Corporate Governance is important for the long-term sustainability of a company. There are some important challenges in the Corporate Governance space that should not be lost sight of as they pose continuing challenges to corporates. These are –
- Asymmetry of information: Asymmetry of information cannot be avoided. However, it should be reduced to the extent possible, among different stakeholders. Asymmetry can lead to persons with faster or better access to information taking undue advantage thereof, resulting in unjust enrichment of some persons.
- Conflict of Interest: Conflict of interest arises when a person/entity promotes his/her/its interest at the cost of that of the company. While law requires that conflict of interest should be avoided, identification and removal of conflict is not always easily.
- Disclosure and transparency: All material issues/ eventsrelated to a company should be disclosed in a timebound manner to the stakeholders of the company. Sometimes companies do not make true and complete disclosures, and are not transparent about some important affairs of the company. Transparency is a very important element for promoting Corporate Governance.
- Separation between ownership and management: Ownership and management are two different functions, and should not ideally reside in the same set of individuals. Lack of separation between these can sometimes lead to sub-optimal functioning of the management.
- Board composition: While the arithmetic of Board composition has been given in law and regulations, an optimal Board should factor in the right balance of executives and non-executives, and diversity of skills, experience, expertise, gender, age and geography. The Board should be composed based on the requirements of the company.
- Independence of the Board: For the Board to function effectively, it should be independent, both in letter and spirit. Failing this, the Board would end up rubberstamping management proposals. True independence is a state of mind. An independent Board is necessary to objectively hold management accountable.
- Board committees: Increasingly, the work of the Board would be done by committees, since the Board does not have adequate time to deep dive into individual items. It is important for the Board level committees to be rightly composed, and for them to meet with the frequency that is required for them to fulfil their objectives.
- Accountability: The management is accountable to the Board, and the Board in turn is accountable to the shareholders of a company. If either of them thinks of himself/herself as the owner, it will go against the grain of accountability.
- Checks and balances: Proper checks and balances, commensurate with the size of the corporate, should be in place. This includes putting in place proper SOPs and policies.
- Compliance with law and regulations: A good corporate should comply with laws and regulations. Failure to do so will invite severe negative consequences, including, but not limited to, legal proceedings. This could also result in an adverse impact to the reputation of the company.

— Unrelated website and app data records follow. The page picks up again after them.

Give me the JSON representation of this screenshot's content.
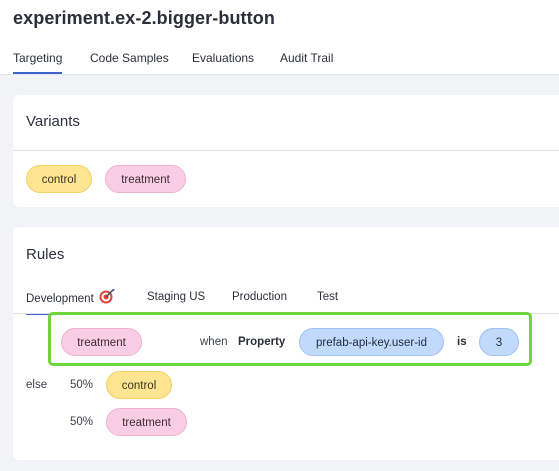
{
  "header": {
    "title": "experiment.ex-2.bigger-button",
    "tabs": [
      {
        "label": "Targeting",
        "active": true
      },
      {
        "label": "Code Samples",
        "active": false
      },
      {
        "label": "Evaluations",
        "active": false
      },
      {
        "label": "Audit Trail",
        "active": false
      }
    ]
  },
  "variants": {
    "title": "Variants",
    "items": [
      {
        "label": "control",
        "color": "#fde592"
      },
      {
        "label": "treatment",
        "color": "#f9cde4"
      }
    ]
  },
  "rules": {
    "title": "Rules",
    "env_tabs": [
      {
        "label": "Development",
        "active": true,
        "icon": "target-icon"
      },
      {
        "label": "Staging US",
        "active": false
      },
      {
        "label": "Production",
        "active": false
      },
      {
        "label": "Test",
        "active": false
      }
    ],
    "rule": {
      "variant": "treatment",
      "when": "when",
      "property_label": "Property",
      "property": "prefab-api-key.user-id",
      "operator": "is",
      "value": "3"
    },
    "else": {
      "label": "else",
      "splits": [
        {
          "percent": "50%",
          "variant": "control"
        },
        {
          "percent": "50%",
          "variant": "treatment"
        }
      ]
    }
  },
  "colors": {
    "highlight": "#6fd53c",
    "tab_underline": "#3e63c9",
    "yellow_pill": "#fde592",
    "pink_pill": "#f9cde4",
    "blue_pill": "#c1d9fb"
  }
}
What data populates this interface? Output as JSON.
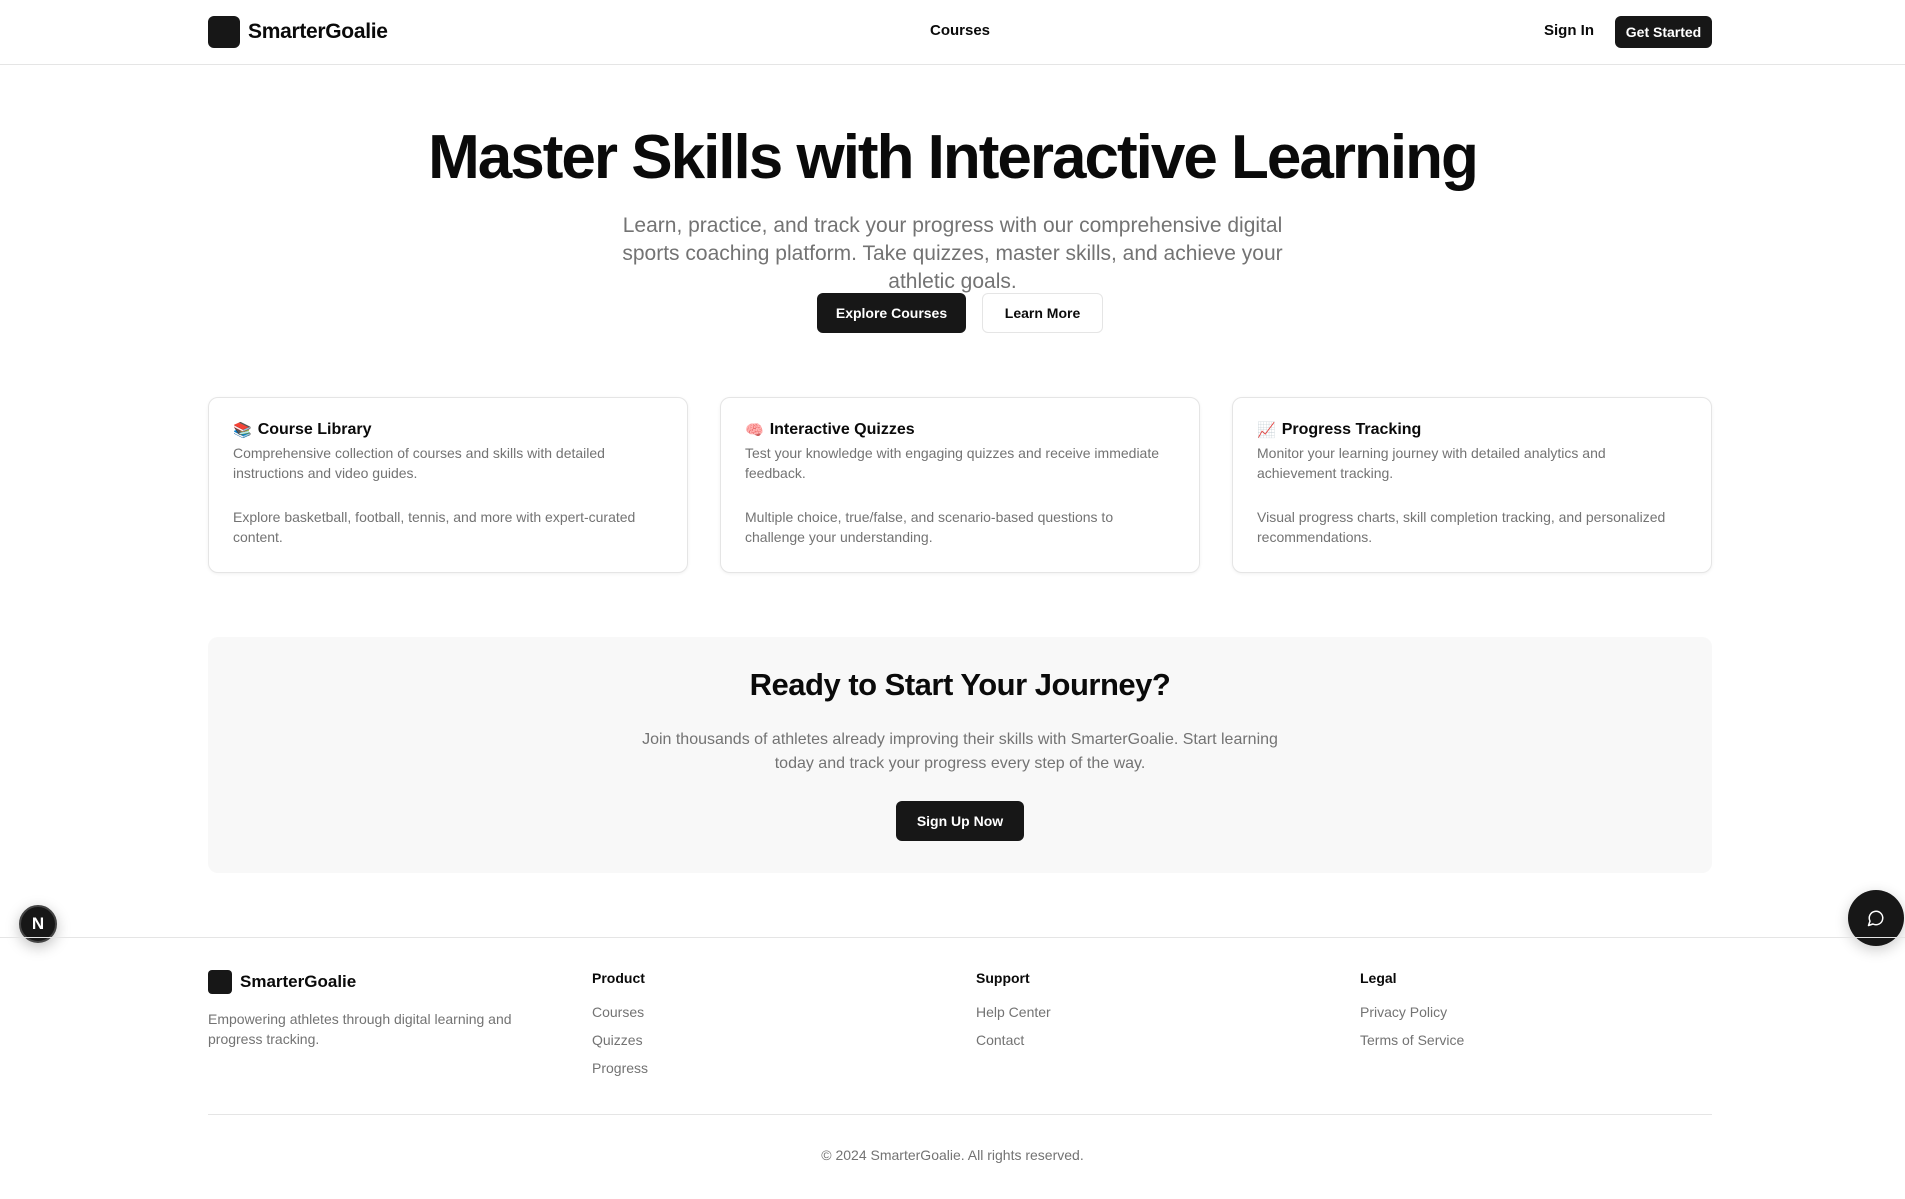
{
  "header": {
    "brand": "SmarterGoalie",
    "nav_courses": "Courses",
    "sign_in": "Sign In",
    "get_started": "Get Started"
  },
  "hero": {
    "title": "Master Skills with Interactive Learning",
    "subtitle": "Learn, practice, and track your progress with our comprehensive digital sports coaching platform. Take quizzes, master skills, and achieve your athletic goals.",
    "primary_button": "Explore Courses",
    "secondary_button": "Learn More"
  },
  "features": [
    {
      "icon": "📚",
      "title": "Course Library",
      "description": "Comprehensive collection of courses and skills with detailed instructions and video guides.",
      "detail": "Explore basketball, football, tennis, and more with expert-curated content."
    },
    {
      "icon": "🧠",
      "title": "Interactive Quizzes",
      "description": "Test your knowledge with engaging quizzes and receive immediate feedback.",
      "detail": "Multiple choice, true/false, and scenario-based questions to challenge your understanding."
    },
    {
      "icon": "📈",
      "title": "Progress Tracking",
      "description": "Monitor your learning journey with detailed analytics and achievement tracking.",
      "detail": "Visual progress charts, skill completion tracking, and personalized recommendations."
    }
  ],
  "cta": {
    "title": "Ready to Start Your Journey?",
    "text": "Join thousands of athletes already improving their skills with SmarterGoalie. Start learning today and track your progress every step of the way.",
    "button": "Sign Up Now"
  },
  "floating": {
    "next_badge": "N"
  },
  "footer": {
    "brand": "SmarterGoalie",
    "tagline": "Empowering athletes through digital learning and progress tracking.",
    "product": {
      "heading": "Product",
      "links": [
        "Courses",
        "Quizzes",
        "Progress"
      ]
    },
    "support": {
      "heading": "Support",
      "links": [
        "Help Center",
        "Contact"
      ]
    },
    "legal": {
      "heading": "Legal",
      "links": [
        "Privacy Policy",
        "Terms of Service"
      ]
    },
    "copyright": "© 2024 SmarterGoalie. All rights reserved."
  },
  "colors": {
    "primary": "#171717",
    "muted_text": "#737373",
    "border": "#e5e5e5",
    "cta_background": "#f8f8f8"
  }
}
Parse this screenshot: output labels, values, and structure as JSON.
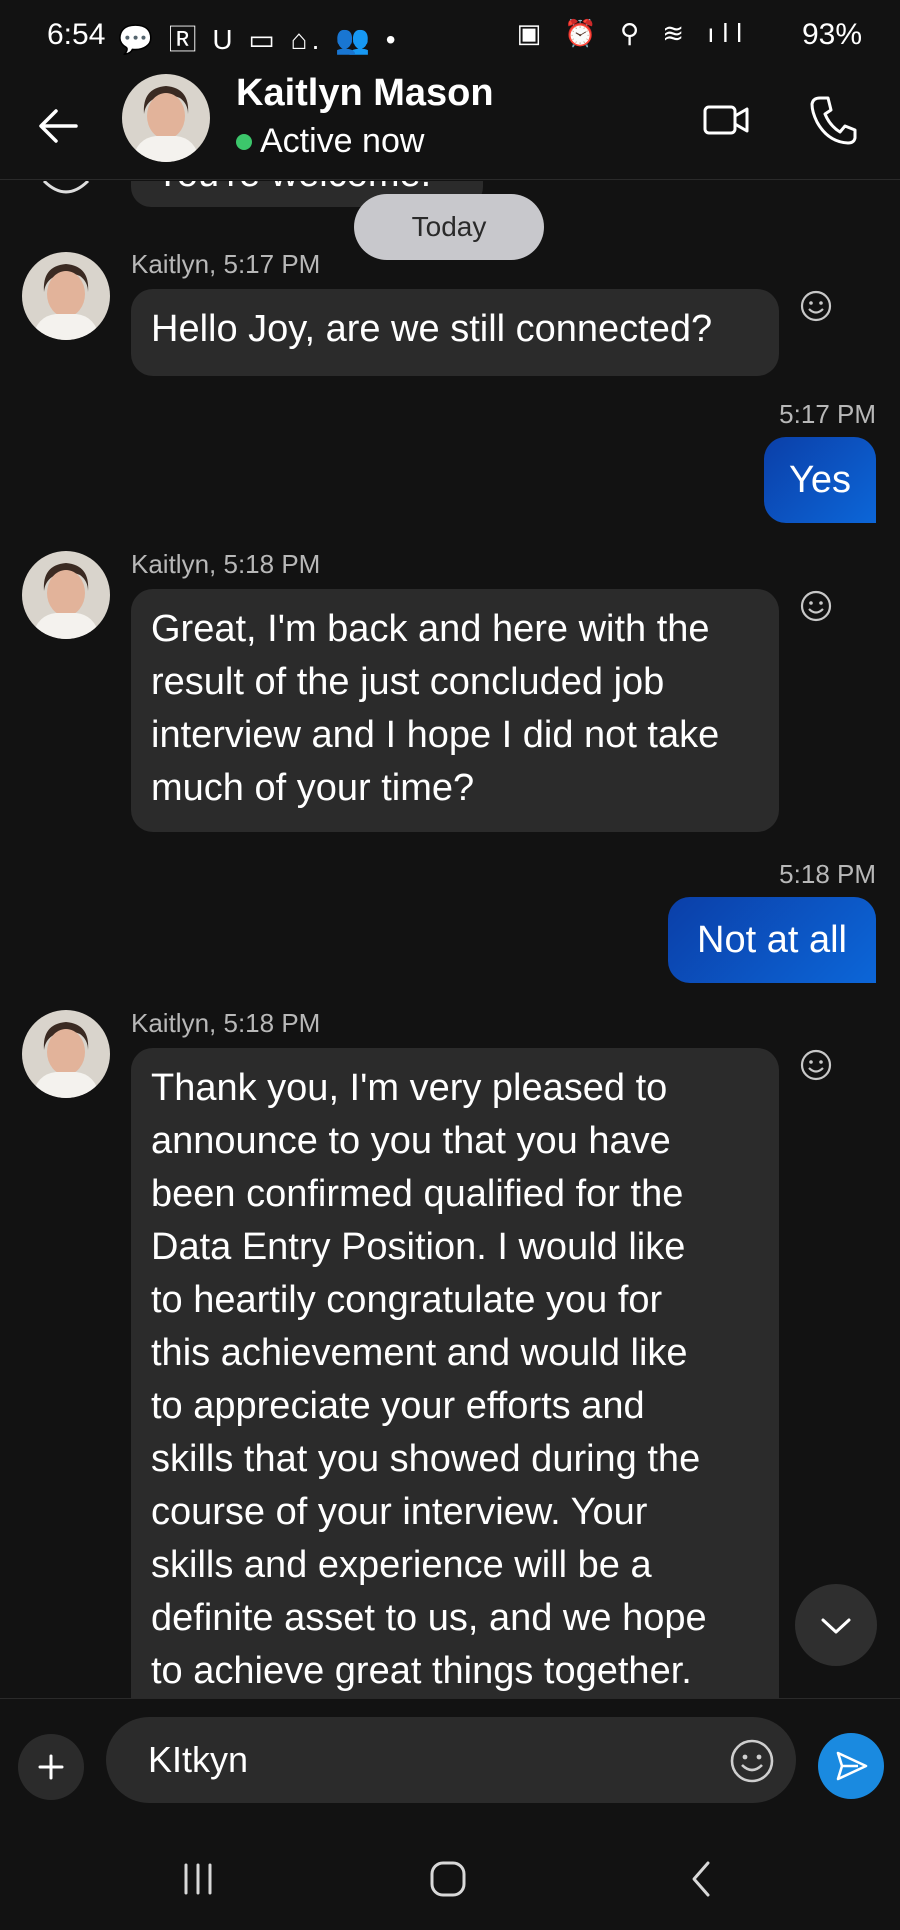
{
  "status_bar": {
    "time": "6:54",
    "left_icons": "💬 🅁 U ▭ ⌂. 👥 •",
    "right_icons": "▣ ⏰ ⚲ ≋ ıll",
    "battery": "93%"
  },
  "header": {
    "contact_name": "Kaitlyn Mason",
    "presence": "Active now",
    "presence_color": "#3cc66b"
  },
  "chat": {
    "partial_message": "You're welcome.",
    "date_separator": "Today",
    "messages": [
      {
        "direction": "in",
        "meta": "Kaitlyn, 5:17 PM",
        "text": "Hello Joy, are we still connected?"
      },
      {
        "direction": "out",
        "time": "5:17 PM",
        "text": "Yes"
      },
      {
        "direction": "in",
        "meta": "Kaitlyn, 5:18 PM",
        "lines": [
          "Great, I'm back and here with the",
          "result of the just concluded job",
          "interview and I hope I did not take",
          "much of your time?"
        ]
      },
      {
        "direction": "out",
        "time": "5:18 PM",
        "text": "Not at all"
      },
      {
        "direction": "in",
        "meta": "Kaitlyn, 5:18 PM",
        "lines": [
          "Thank you, I'm very pleased to",
          "announce to you that you have",
          "been confirmed qualified for the",
          "Data Entry Position. I would like",
          "to heartily congratulate you for",
          "this achievement and would like",
          "to appreciate your efforts and",
          "skills that you showed during the",
          "course of your interview. Your",
          "skills and experience will be a",
          "definite asset to us, and we hope",
          "to achieve great things together."
        ]
      }
    ]
  },
  "composer": {
    "input_value": "KItkyn"
  },
  "colors": {
    "background": "#121212",
    "incoming_bubble": "#2b2b2b",
    "outgoing_bubble_start": "#0b3fa8",
    "outgoing_bubble_end": "#0c66d8",
    "send_button": "#1a8ae0"
  },
  "icons": {
    "back": "arrow-left-icon",
    "video": "video-camera-icon",
    "call": "phone-icon",
    "react": "smiley-icon",
    "add": "plus-icon",
    "emoji": "emoji-icon",
    "send": "send-icon",
    "scroll": "chevron-down-icon"
  }
}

- Minority shareholders and other stakeholders: A ‘controlling shareholder’ has significant powers and influence within a company. He/she/they may, at times, misuse this power, at the cost of minority shareholders and other stakeholders. While promoting the long-term interests of the company, it should be ensured that the interest of any shareholder, controlling or minority, is not oppressed. The same holds true for all the stakeholders of the company.
- Code of conduct or ethics: While profit-maximisation is an important goal of any company, companies should adopt ethical practices, which will promote reputation as well as the business prospects of the company.
- Risk management: A company operates in an environment of risk. The Boards and the Risk Management Committees (RMC) often fail to anticipate risks, and provide for their mitigation. While anticipated risks may be in the radar of the Board and RMC, unanticipated risks also need to be addressed, as and when they arise.
- Succession planning: A company is a “going concern”. Lack of a proper succession planning policy/process can leave the company with no ‘back-ups’ as and when there are exits, whether planned or unplanned. Succession should be planned for both Board and senior management personnel.
- Corporate citizenship – With ESG becoming increasingly important, a company should be seen as being a good corporate citizen, by contributing proactively to society, and the environment. CSR, which is a mandatory requirement, is no longer adequate. Boards should have continued exposure to the practices of the company in this regard.
- Focus on human resources: Attrition levels, remuneration structure, employee friendly policies etc are all important factors that the Board should not lose sight of. It is the human resource capital that sets a company apart from its competitors. In Covid times, the importance of policies relating to human resources has increased.
- Remuneration structure: Most companies do not benchmark remuneration of senior management persons with industry standards. The performance of the company is also not taken into consideration. A proper compensation structure goes a long way in motivation and retention of employees. Ideally, a proper remuneration structure should factor both fixed pay and variable pay, linked to the performance of the company.
None of these challenges can be ignored by a proactive Board. Absent the addressing of these, the Board will not be able to measure up to expectations.